Since mitochondrial replacement techniques (MRT) were developed and clinically introduced in the United Kingdom (UK), there has been much discussion of whether these lead to children borne of three parents. In the UK, the regulation of MRT has dealt with this by stipulating that egg donors for the purposes of MRT are not genetic parents even though they contribute mitochondrial DNA (mtDNA) to offspring. In this paper, I examine the way that the Human Fertilisation and Embryology Act in the UK manages the question of parentage. I argue that the Act breaks the link typically made between genetic causation and genetic parenthood by redefining genetic causation solely in terms of nuclear genetics. Along with this, mtDNA is construed as a kind of supplement to the nuclear family.
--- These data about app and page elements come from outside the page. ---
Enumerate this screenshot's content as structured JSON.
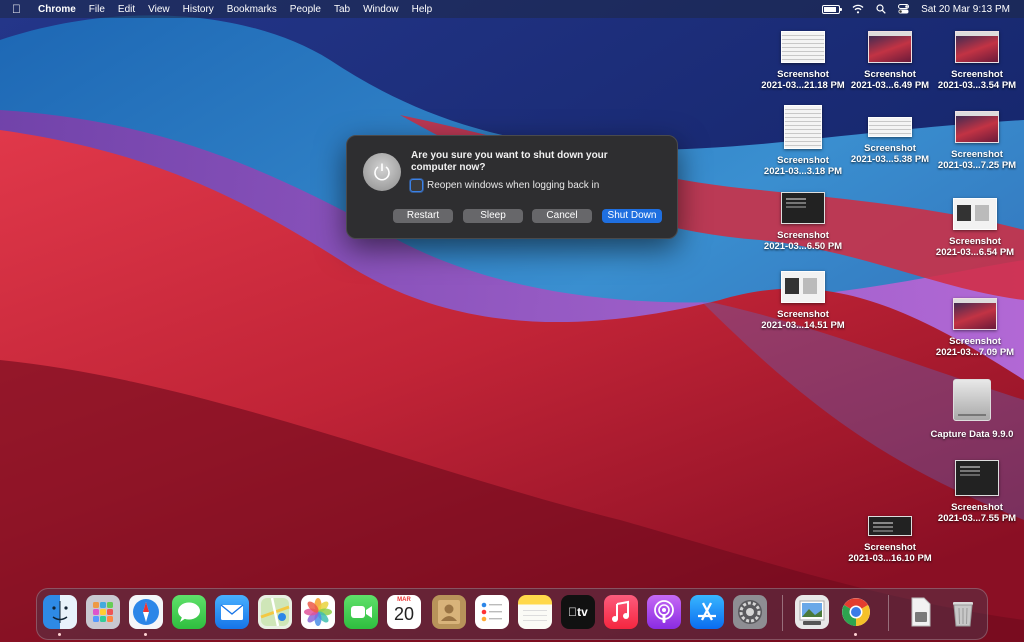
{
  "menubar": {
    "app_name": "Chrome",
    "items": [
      "File",
      "Edit",
      "View",
      "History",
      "Bookmarks",
      "People",
      "Tab",
      "Window",
      "Help"
    ],
    "clock": "Sat 20 Mar  9:13 PM"
  },
  "dialog": {
    "title": "Are you sure you want to shut down your computer now?",
    "checkbox_label": "Reopen windows when logging back in",
    "checkbox_checked": false,
    "buttons": {
      "restart": "Restart",
      "sleep": "Sleep",
      "cancel": "Cancel",
      "shutdown": "Shut Down"
    }
  },
  "desktop": {
    "icons": [
      {
        "line1": "Screenshot",
        "line2": "2021-03...21.18 PM"
      },
      {
        "line1": "Screenshot",
        "line2": "2021-03...6.49 PM"
      },
      {
        "line1": "Screenshot",
        "line2": "2021-03...3.54 PM"
      },
      {
        "line1": "Screenshot",
        "line2": "2021-03...3.18 PM"
      },
      {
        "line1": "Screenshot",
        "line2": "2021-03...5.38 PM"
      },
      {
        "line1": "Screenshot",
        "line2": "2021-03...7.25 PM"
      },
      {
        "line1": "Screenshot",
        "line2": "2021-03...6.50 PM"
      },
      {
        "line1": "Screenshot",
        "line2": "2021-03...6.54 PM"
      },
      {
        "line1": "Screenshot",
        "line2": "2021-03...14.51 PM"
      },
      {
        "line1": "Screenshot",
        "line2": "2021-03...7.09 PM"
      },
      {
        "line1": "Capture Data 9.9.0",
        "line2": ""
      },
      {
        "line1": "Screenshot",
        "line2": "2021-03...7.55 PM"
      },
      {
        "line1": "Screenshot",
        "line2": "2021-03...16.10 PM"
      }
    ]
  },
  "dock": {
    "calendar_month": "MAR",
    "calendar_day": "20",
    "tv_label": "tv",
    "apps": [
      "finder-icon",
      "launchpad-icon",
      "safari-icon",
      "messages-icon",
      "mail-icon",
      "maps-icon",
      "photos-icon",
      "facetime-icon",
      "calendar-icon",
      "contacts-icon",
      "reminders-icon",
      "notes-icon",
      "tv-icon",
      "music-icon",
      "podcasts-icon",
      "app-store-icon",
      "system-preferences-icon",
      "preview-icon",
      "chrome-icon",
      "downloads-icon",
      "trash-icon"
    ]
  }
}
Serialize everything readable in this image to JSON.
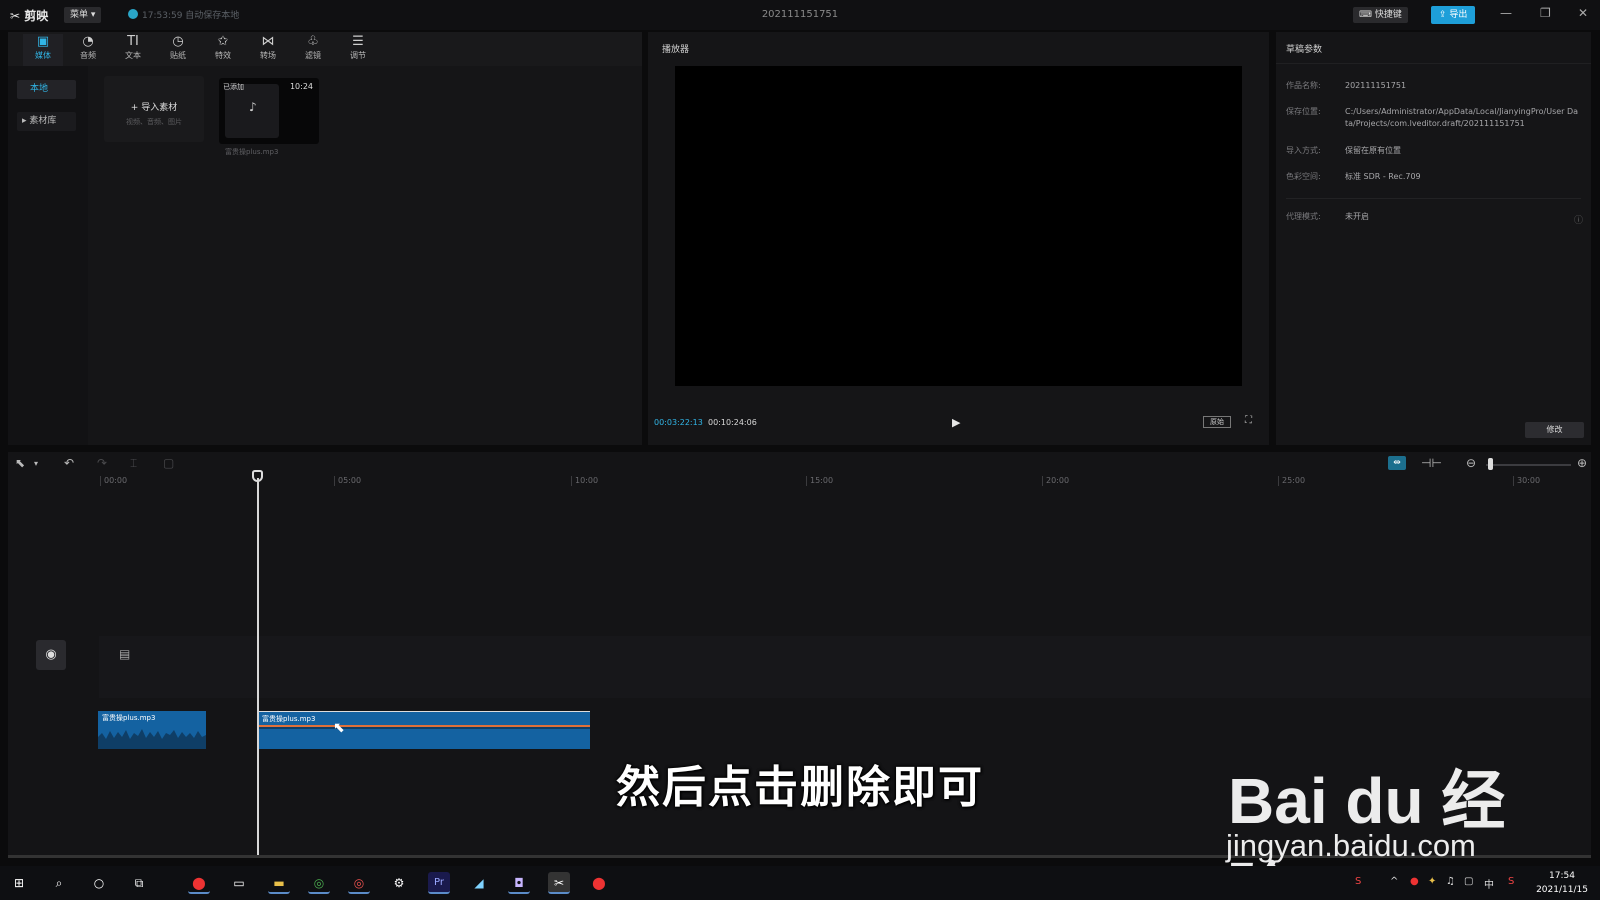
{
  "titlebar": {
    "app_name": "剪映",
    "menu_label": "菜单 ▾",
    "autosave_text": "17:53:59 自动保存本地",
    "project_title": "202111151751",
    "shortcut_label": "快捷键",
    "export_label": "导出",
    "window_controls": [
      "—",
      "❐",
      "✕"
    ]
  },
  "media": {
    "tabs": [
      {
        "label": "媒体",
        "icon": "media-icon",
        "glyph": "▣",
        "active": true
      },
      {
        "label": "音频",
        "icon": "audio-icon",
        "glyph": "◔"
      },
      {
        "label": "文本",
        "icon": "text-icon",
        "glyph": "TI"
      },
      {
        "label": "贴纸",
        "icon": "sticker-icon",
        "glyph": "◷"
      },
      {
        "label": "特效",
        "icon": "effects-icon",
        "glyph": "✩"
      },
      {
        "label": "转场",
        "icon": "transition-icon",
        "glyph": "⋈"
      },
      {
        "label": "滤镜",
        "icon": "filter-icon",
        "glyph": "♧"
      },
      {
        "label": "调节",
        "icon": "adjust-icon",
        "glyph": "☰"
      }
    ],
    "side_local": "本地",
    "side_library": "▸ 素材库",
    "import_label": "+  导入素材",
    "import_sub": "视频、音频、图片",
    "thumb": {
      "added_label": "已添加",
      "duration": "10:24",
      "file_name": "富贵操plus.mp3"
    }
  },
  "player": {
    "title": "播放器",
    "time_current": "00:03:22:13",
    "time_total": "00:10:24:06",
    "ratio_label": "原始"
  },
  "props": {
    "title": "草稿参数",
    "rows": [
      {
        "label": "作品名称:",
        "value": "202111151751"
      },
      {
        "label": "保存位置:",
        "value": "C:/Users/Administrator/AppData/Local/JianyingPro/User Data/Projects/com.lveditor.draft/202111151751"
      },
      {
        "label": "导入方式:",
        "value": "保留在原有位置"
      },
      {
        "label": "色彩空间:",
        "value": "标准 SDR - Rec.709"
      },
      {
        "label": "代理模式:",
        "value": "未开启"
      }
    ],
    "modify_label": "修改"
  },
  "timeline": {
    "ruler_ticks": [
      "00:00",
      "05:00",
      "10:00",
      "15:00",
      "20:00",
      "25:00",
      "30:00"
    ],
    "clips": [
      {
        "name": "富贵操plus.mp3"
      },
      {
        "name": "富贵操plus.mp3"
      }
    ]
  },
  "subtitle": "然后点击删除即可",
  "watermark": {
    "brand": "Bai du 经验",
    "url": "jingyan.baidu.com"
  },
  "taskbar": {
    "apps": [
      "start-icon",
      "search-icon",
      "cortana-icon",
      "taskview-icon",
      "record-icon",
      "explorer-icon",
      "folder-icon",
      "chrome-icon",
      "chrome-icon",
      "settings-icon",
      "premiere-icon",
      "app-icon",
      "app-icon",
      "jianying-icon",
      "record-icon"
    ],
    "premiere_label": "Pr",
    "ime_label": "中",
    "clock_time": "17:54",
    "clock_date": "2021/11/15"
  }
}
Drawing on the account of the supplement developed by Jacques Derrida, I argue that mtDNA and the women who donate it are seen as both essential to establishing the nuclear family but also exterior to and insignificant for it.
- mitochondrial donation
- mitochondrial replacement techniques (MRT)
- regulation of human reproduction
- reproductive ethics